Webb’s Anaheim win revitalized the rider and gave him the confidence to rattle off four more wins in the next seven races.

Meanwhile, Musquin scored podium finishes in the next seven races, making him almost perfect. In another season, a record like that would have been enough to give him a comfortable points lead. In 2019, he sit 14 markers out of first, which is the points’ equivalent of the difference between first and 11th in one race. In other words, Webb cannot lose the points lead at Seattle unless he finishes outside the top 10 while his teammate wins.

Looking at the numbers another way the scenario is not quite as hopeless. Musquin needs to shave only 2.3 points off Webb’s lead each week to win the championship. Three points separate first and second. Five points differentiates first from third, which is where Webb finished in Indianapolis. Webb is vulnerable as his 10th-place finish at Glendale and an eighth at San Diego attest.

Those bobbles came early and Webb seems to have forgotten how to make a mistake.

A third-place is Webb’s worst finish in the last six weeks and since Anaheim II when Musquin started his impressive string of podium finishes, Webb has recorded an average finish of 2.2. That came with a worst finish of eighth on an extremely muddy and heavy track in San Diego.

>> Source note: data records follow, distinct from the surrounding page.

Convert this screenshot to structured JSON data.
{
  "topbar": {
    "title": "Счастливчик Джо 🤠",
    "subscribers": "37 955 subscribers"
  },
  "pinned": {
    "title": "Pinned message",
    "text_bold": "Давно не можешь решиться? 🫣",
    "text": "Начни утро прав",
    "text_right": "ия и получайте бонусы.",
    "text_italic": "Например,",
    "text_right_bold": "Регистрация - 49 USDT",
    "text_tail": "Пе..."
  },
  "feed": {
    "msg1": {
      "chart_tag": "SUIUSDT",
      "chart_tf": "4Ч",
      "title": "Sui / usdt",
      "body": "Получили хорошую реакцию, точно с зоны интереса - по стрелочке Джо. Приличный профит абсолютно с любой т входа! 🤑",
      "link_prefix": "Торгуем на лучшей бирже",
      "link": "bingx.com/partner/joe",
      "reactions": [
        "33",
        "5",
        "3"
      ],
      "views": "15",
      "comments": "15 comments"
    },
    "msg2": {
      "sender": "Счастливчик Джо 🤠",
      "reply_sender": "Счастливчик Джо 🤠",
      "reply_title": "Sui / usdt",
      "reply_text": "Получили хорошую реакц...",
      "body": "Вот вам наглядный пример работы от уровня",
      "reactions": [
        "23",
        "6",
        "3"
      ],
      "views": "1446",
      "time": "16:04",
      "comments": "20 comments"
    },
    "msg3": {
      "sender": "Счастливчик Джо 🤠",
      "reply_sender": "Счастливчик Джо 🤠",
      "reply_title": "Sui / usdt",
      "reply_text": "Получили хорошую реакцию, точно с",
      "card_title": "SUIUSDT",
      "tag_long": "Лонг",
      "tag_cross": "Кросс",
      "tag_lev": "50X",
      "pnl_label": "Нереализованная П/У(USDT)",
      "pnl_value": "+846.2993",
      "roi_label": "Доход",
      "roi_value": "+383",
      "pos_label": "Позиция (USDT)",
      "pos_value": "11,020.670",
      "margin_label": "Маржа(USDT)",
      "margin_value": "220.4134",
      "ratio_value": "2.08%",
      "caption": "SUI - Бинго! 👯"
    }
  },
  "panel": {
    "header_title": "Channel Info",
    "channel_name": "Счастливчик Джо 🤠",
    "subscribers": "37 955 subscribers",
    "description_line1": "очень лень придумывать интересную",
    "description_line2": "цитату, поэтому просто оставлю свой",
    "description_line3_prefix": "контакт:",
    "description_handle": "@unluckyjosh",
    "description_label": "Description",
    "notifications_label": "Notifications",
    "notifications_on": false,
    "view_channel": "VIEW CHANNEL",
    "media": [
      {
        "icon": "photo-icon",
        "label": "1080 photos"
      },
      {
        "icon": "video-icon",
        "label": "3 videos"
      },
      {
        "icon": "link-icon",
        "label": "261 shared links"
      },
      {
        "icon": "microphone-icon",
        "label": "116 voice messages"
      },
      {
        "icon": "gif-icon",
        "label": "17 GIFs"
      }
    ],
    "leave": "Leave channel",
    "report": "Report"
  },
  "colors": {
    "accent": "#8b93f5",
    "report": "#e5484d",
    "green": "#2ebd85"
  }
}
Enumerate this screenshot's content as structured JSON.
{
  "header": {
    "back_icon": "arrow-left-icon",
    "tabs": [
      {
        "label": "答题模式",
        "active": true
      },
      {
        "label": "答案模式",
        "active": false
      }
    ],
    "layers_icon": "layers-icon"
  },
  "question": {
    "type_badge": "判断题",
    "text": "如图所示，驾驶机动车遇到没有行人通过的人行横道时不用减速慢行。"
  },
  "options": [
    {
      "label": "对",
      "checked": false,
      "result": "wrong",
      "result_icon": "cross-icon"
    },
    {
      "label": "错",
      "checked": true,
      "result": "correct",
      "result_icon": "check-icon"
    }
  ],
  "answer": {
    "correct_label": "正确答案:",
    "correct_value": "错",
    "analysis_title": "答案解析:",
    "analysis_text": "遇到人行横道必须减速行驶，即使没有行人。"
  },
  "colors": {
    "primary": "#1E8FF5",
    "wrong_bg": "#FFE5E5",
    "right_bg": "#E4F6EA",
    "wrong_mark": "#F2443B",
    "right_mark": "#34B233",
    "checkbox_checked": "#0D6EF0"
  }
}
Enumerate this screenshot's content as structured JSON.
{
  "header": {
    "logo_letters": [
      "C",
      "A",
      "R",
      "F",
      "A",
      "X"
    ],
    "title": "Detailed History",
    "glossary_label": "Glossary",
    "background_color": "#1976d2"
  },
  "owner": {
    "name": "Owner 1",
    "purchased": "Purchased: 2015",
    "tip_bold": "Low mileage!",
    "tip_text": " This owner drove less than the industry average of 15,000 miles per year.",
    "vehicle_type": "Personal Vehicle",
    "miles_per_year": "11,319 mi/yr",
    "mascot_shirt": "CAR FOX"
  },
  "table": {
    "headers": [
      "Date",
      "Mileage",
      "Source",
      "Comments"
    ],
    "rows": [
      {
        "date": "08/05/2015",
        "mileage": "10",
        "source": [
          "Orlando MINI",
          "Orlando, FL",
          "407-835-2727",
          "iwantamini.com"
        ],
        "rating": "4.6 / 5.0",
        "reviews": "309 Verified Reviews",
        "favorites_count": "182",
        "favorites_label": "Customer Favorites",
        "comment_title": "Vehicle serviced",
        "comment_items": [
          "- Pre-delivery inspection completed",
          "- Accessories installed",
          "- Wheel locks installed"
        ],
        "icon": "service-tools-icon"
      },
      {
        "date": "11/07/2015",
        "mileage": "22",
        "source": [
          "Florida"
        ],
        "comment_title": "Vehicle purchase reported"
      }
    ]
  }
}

Musquin has a worst finish of only sixth, but his average of 2.8 still lags behind Webb.

Worse still, since Anaheim II Musquin has finished behind Webb in every race except for the outlier of San Diego.

It is no longer a question of keeping pressure on Webb. Musquin cannot expect his teammate to make a mistake; he has to find a way to pass him on the track. If Webb adds only two points to his lead at Seattle, Musquin’s fate would no longer be in his hands. He would need to gain 3.2 points per race. With that scenario, Webb could finish one spot behind Musquin every week and still win the championship.